  2. God wants people to be good, nice and fair to each other, as taught in the Bible and by most world religions.
  3. The central goal of life is to be happy and to feel good about oneself.
  4. God does not need to be particularly involved in one’s life except when God is needed to solve a problem.
  5. Good people go to heaven when they die.
Here is my question for you: How is this different from the way you understand and practice Christianity? When I first read these 5 points, my first thought was, “That sounds like a lot of church members I know and have known!”

I will tell you plainly, this is NOT Christiainity! For one thing, Jesus isn’t mentioned in or necessary for Moral Therapeutic Deism.

So, I ask again: How is this different from the way you understand and practice Christianity?

I'm talking, but is anyone listening?

John Roberts’ confirmation hearings begin today. These hearings could give the United States her next Chief Justice of the Supreme Court. I don’t know what the schedule is, but the event opens, of course, with the senators on the committee offering opening statements.

Perhaps I don’t understand the way things are supposed to work. To my mind, confirmation hearing would primarily be about interviewing the candidate. It seems, at least at the start, these hearings are mostly about each Senator getting to climb onto the pedestal in turn and pontificating on his or her own pet issues.

I have observed that it is a nearly ubiquitous human trait to seek and crave attention. As a preacher I know this. We as a profession are known for not easily giving up a microphone.

I even had one guest preacher tell me, as we were entering the service at which he was preaching, “I’ve got a 25 minute sermon. I hope they are ready to listen to it all!” I know I had told him that I usually preach for about 15 minutes. In his mind, though, the listening ability (and interest level) of the people did not matter; all that mattered was that he had something to say and the place to say it.

My experience has been that when people are not listening it doesn’t matter what I say. I know, for example, that I don’t listen just because someone is speaking.

Wouldn’t the world be a better place if we spoke in ways that encouraged others to listen to us? Perhaps if we did, we would all also become better and more willing listeners.

Monday, September 05, 2005

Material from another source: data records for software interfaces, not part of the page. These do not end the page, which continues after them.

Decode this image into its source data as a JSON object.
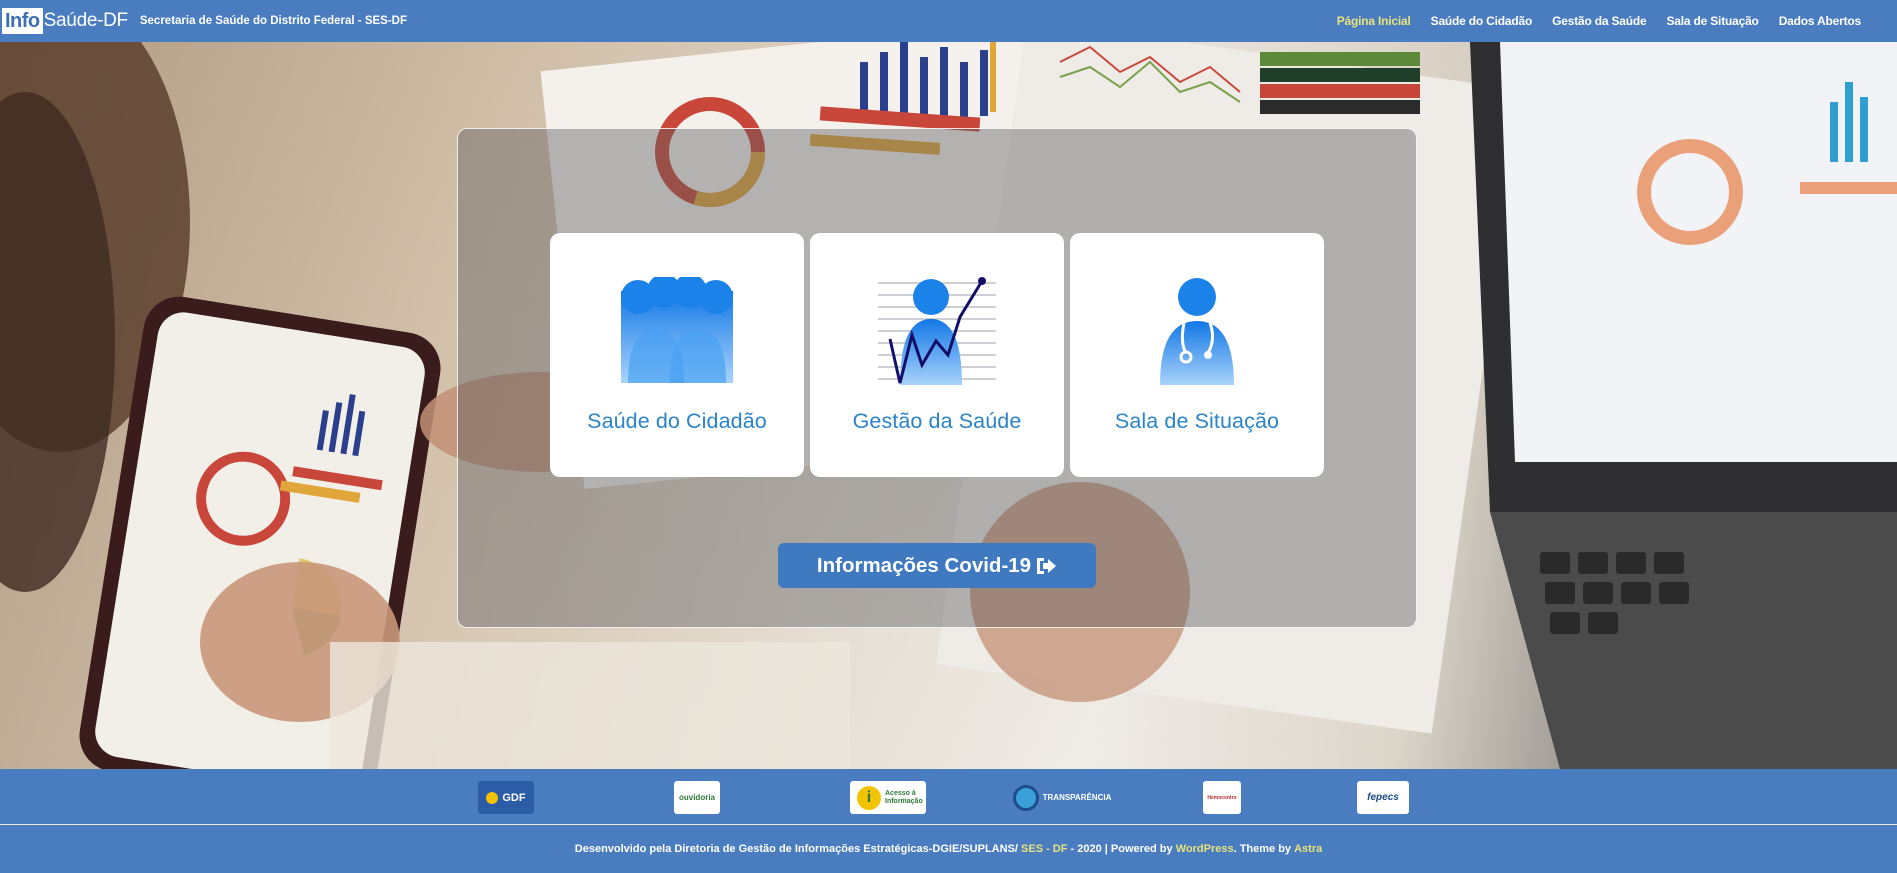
{
  "header": {
    "brand_info": "Info",
    "brand_rest": "Saúde-DF",
    "tagline": "Secretaria de Saúde do Distrito Federal - SES-DF",
    "nav": [
      {
        "label": "Página Inicial",
        "active": true
      },
      {
        "label": "Saúde do Cidadão",
        "active": false
      },
      {
        "label": "Gestão da Saúde",
        "active": false
      },
      {
        "label": "Sala de Situação",
        "active": false
      },
      {
        "label": "Dados Abertos",
        "active": false
      }
    ]
  },
  "cards": [
    {
      "label": "Saúde do Cidadão",
      "icon": "people-group-icon"
    },
    {
      "label": "Gestão da Saúde",
      "icon": "person-chart-icon"
    },
    {
      "label": "Sala de Situação",
      "icon": "doctor-stethoscope-icon"
    }
  ],
  "covid_button": {
    "label": "Informações Covid-19",
    "icon": "sign-out-icon"
  },
  "logos": [
    {
      "name": "gdf-logo",
      "text": "GDF"
    },
    {
      "name": "ouvidoria-logo",
      "text": "ouvidoria"
    },
    {
      "name": "acesso-informacao-logo",
      "text": "Acesso à Informação"
    },
    {
      "name": "transparencia-logo",
      "text": "TRANSPARÊNCIA"
    },
    {
      "name": "hemocentro-logo",
      "text": "Hemocentro"
    },
    {
      "name": "fepecs-logo",
      "text": "fepecs"
    }
  ],
  "footer": {
    "prefix": "Desenvolvido pela Diretoria de Gestão de Informações Estratégicas-DGIE/SUPLANS/ ",
    "ses_link": "SES - DF",
    "middle": " - 2020 | Powered by ",
    "wordpress_link": "WordPress",
    "theme_text": ". Theme by ",
    "astra_link": "Astra"
  },
  "colors": {
    "header_bg": "#4a7cc0",
    "active_nav": "#e8e27a",
    "card_text": "#2a84c9",
    "button_bg": "#3f79c0"
  }
}
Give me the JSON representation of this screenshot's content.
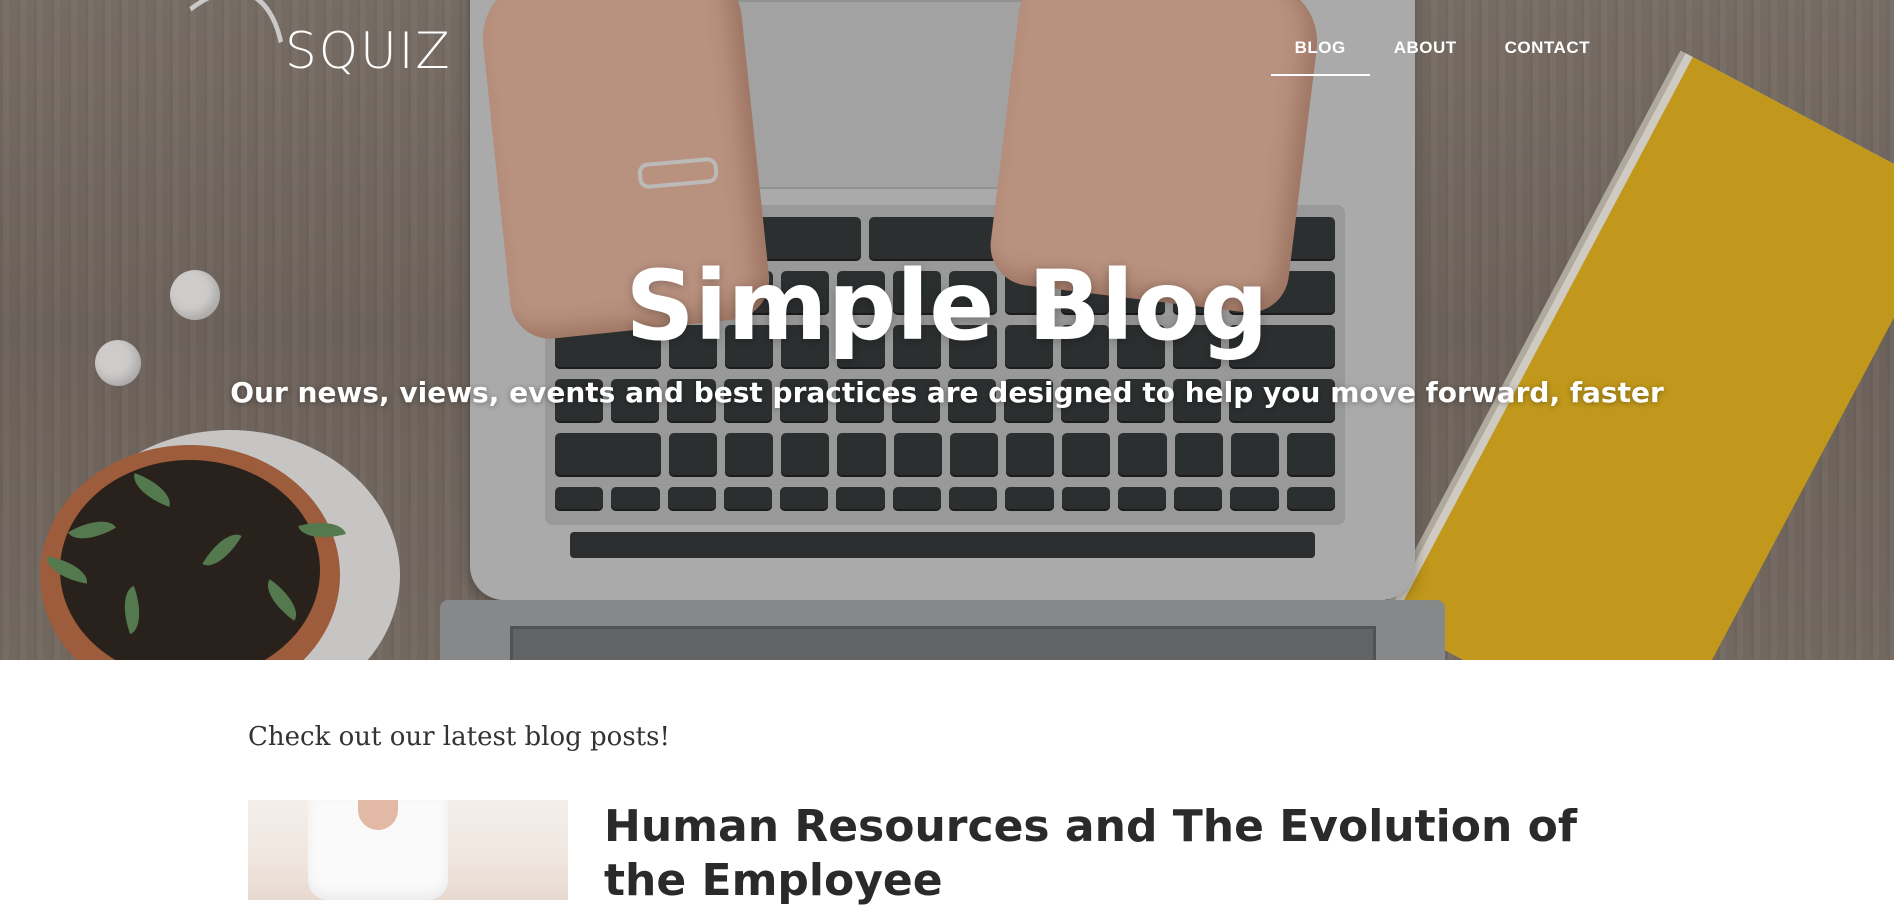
{
  "brand": {
    "logo_text": "SQUIZ"
  },
  "nav": {
    "items": [
      {
        "label": "BLOG",
        "active": true
      },
      {
        "label": "ABOUT",
        "active": false
      },
      {
        "label": "CONTACT",
        "active": false
      }
    ]
  },
  "hero": {
    "title": "Simple Blog",
    "subtitle": "Our news, views, events and best practices are designed to help you move forward, faster"
  },
  "content": {
    "intro": "Check out our latest blog posts!",
    "posts": [
      {
        "title": "Human Resources and The Evolution of the Employee"
      }
    ]
  },
  "colors": {
    "hero_text": "#ffffff",
    "body_text": "#2a2a2a",
    "background": "#ffffff"
  }
}
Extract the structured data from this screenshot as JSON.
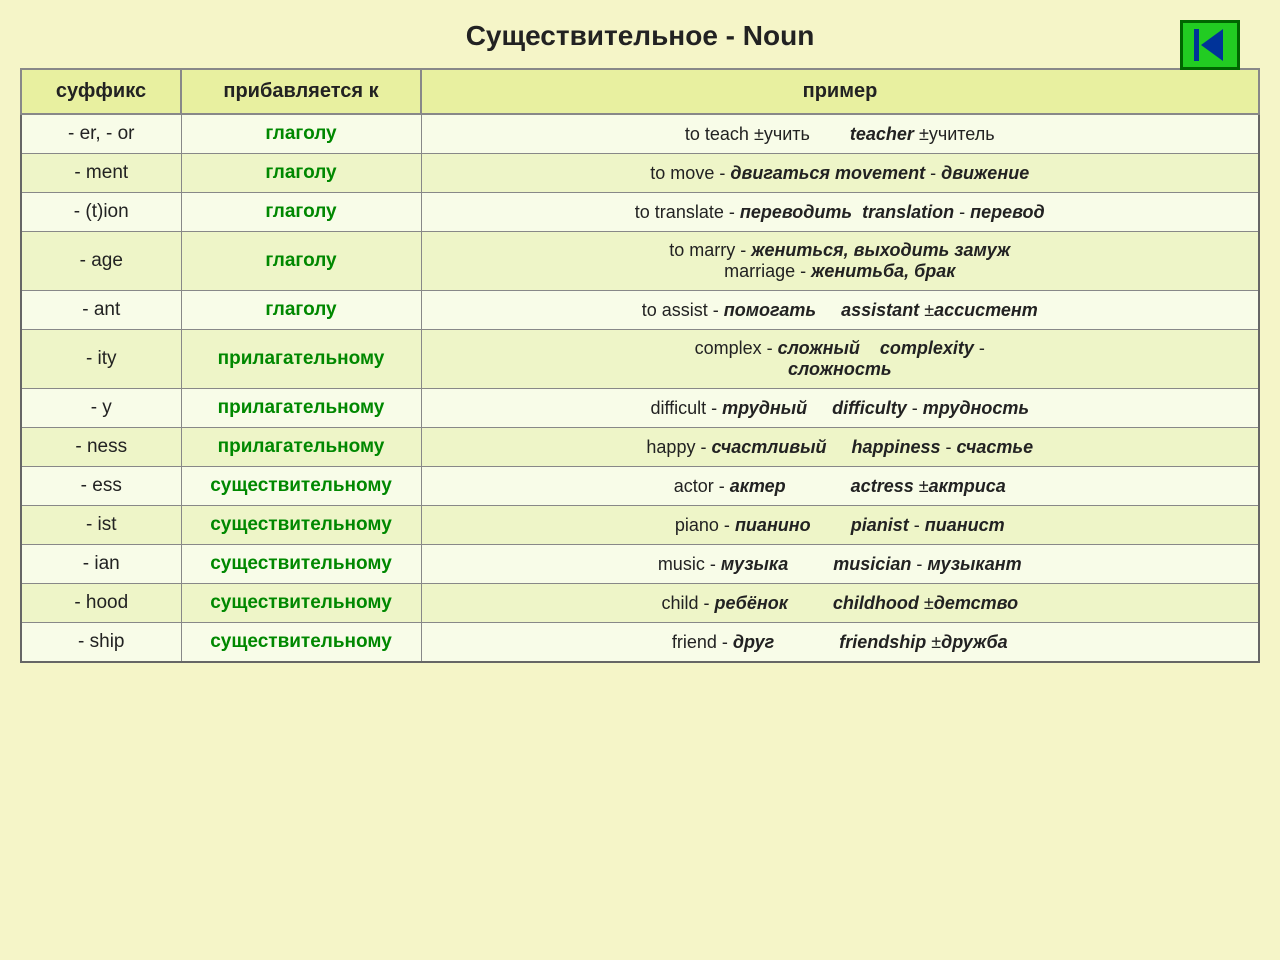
{
  "title": "Существительное - Noun",
  "nav_btn_label": "◀|",
  "table": {
    "headers": [
      "суффикс",
      "прибавляется к",
      "пример"
    ],
    "rows": [
      {
        "suffix": "- er, - or",
        "added_to": "глаголу",
        "example_html": "to teach ±учить &nbsp;&nbsp;&nbsp;&nbsp;&nbsp;&nbsp; <i><b>teacher</b></i> ±учитель"
      },
      {
        "suffix": "- ment",
        "added_to": "глаголу",
        "example_html": "to move - <i><b>двигаться</b></i> <i><b>movement</b></i> - <i><b>движение</b></i>"
      },
      {
        "suffix": "- (t)ion",
        "added_to": "глаголу",
        "example_html": "to translate - <i><b>переводить</b></i> &nbsp;<i><b>translation</b></i> - <i><b>перевод</b></i>"
      },
      {
        "suffix": "- age",
        "added_to": "глаголу",
        "example_html": "to marry - <i><b>жениться, выходить замуж</b></i><br>marriage - <i><b>женитьба, брак</b></i>"
      },
      {
        "suffix": "- ant",
        "added_to": "глаголу",
        "example_html": "to assist - <i><b>помогать</b></i> &nbsp;&nbsp;&nbsp; <i><b>assistant</b></i> ±<i><b>ассистент</b></i>"
      },
      {
        "suffix": "- ity",
        "added_to": "прилагательному",
        "example_html": "complex - <i><b>сложный</b></i> &nbsp;&nbsp; <i><b>complexity</b></i> -<br><i><b>сложность</b></i>"
      },
      {
        "suffix": "- y",
        "added_to": "прилагательному",
        "example_html": "difficult - <i><b>трудный</b></i> &nbsp;&nbsp;&nbsp; <i><b>difficulty</b></i> - <i><b>трудность</b></i>"
      },
      {
        "suffix": "- ness",
        "added_to": "прилагательному",
        "example_html": "happy - <i><b>счастливый</b></i> &nbsp;&nbsp;&nbsp; <i><b>happiness</b></i> - <i><b>счастье</b></i>"
      },
      {
        "suffix": "- ess",
        "added_to": "существительному",
        "example_html": "actor - <i><b>актер</b></i> &nbsp;&nbsp;&nbsp;&nbsp;&nbsp;&nbsp;&nbsp;&nbsp;&nbsp;&nbsp;&nbsp; <i><b>actress</b></i> ±<i><b>актриса</b></i>"
      },
      {
        "suffix": "- ist",
        "added_to": "существительному",
        "example_html": "piano - <i><b>пианино</b></i> &nbsp;&nbsp;&nbsp;&nbsp;&nbsp;&nbsp; <i><b>pianist</b></i> - <i><b>пианист</b></i>"
      },
      {
        "suffix": "- ian",
        "added_to": "существительному",
        "example_html": "music - <i><b>музыка</b></i> &nbsp;&nbsp;&nbsp;&nbsp;&nbsp;&nbsp;&nbsp; <i><b>musician</b></i> - <i><b>музыкант</b></i>"
      },
      {
        "suffix": "- hood",
        "added_to": "существительному",
        "example_html": "child - <i><b>ребёнок</b></i> &nbsp;&nbsp;&nbsp;&nbsp;&nbsp;&nbsp;&nbsp; <i><b>childhood</b></i> ±<i><b>детство</b></i>"
      },
      {
        "suffix": "- ship",
        "added_to": "существительному",
        "example_html": "friend - <i><b>друг</b></i> &nbsp;&nbsp;&nbsp;&nbsp;&nbsp;&nbsp;&nbsp;&nbsp;&nbsp;&nbsp;&nbsp; <i><b>friendship</b></i> ±<i><b>дружба</b></i>"
      }
    ]
  }
}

Is the Buffet your Friend or Foe?

I used to love the all-you-can-eat buffet. It wasn’t just because I could eat as much as I wanted. It was about value, too, I told myself. The more food I get for the money, the better the deal was.

For a couple of years now, I have changed my attitude on these buffets. I have to face the fact that I can no longer eat the way I used to. I am not quite to the point of counting calories, but I do need to practice eating more wisely. Thus, I have avoided buffets most of the time.

Yesterday, as I walked past the buffet line at the restaurant where I ate lunch, it dawned on me that I have been abdicating my responsibility for self control. I was blaming the buffet business for my own lack of self control over what and how much I ate.

What I eat and how much I eat is entirely my responsibility not that of any restaurant or grocery store. I know what I should eat. I know how much I should eat. If I cannot learn to control those things, what in my life can I expect to control?

In case you haven’t caught it, in this story eating is both the issue and an analogy for every area of my life and yours. As adults we are responsible for our own behavior. We cannot blame the availability of options or pressure exerted by others for behaviors we choose not to bring into line with what we know is right.

There is still grace, of course. On behaviors on which we do not trust ourselves, we have the option of analogously avoiding the restaurants that offers buffets. It is often in our own best interest to avoid putting ourselves in situations where we do not have the personal inner strength and determination to make the right choices.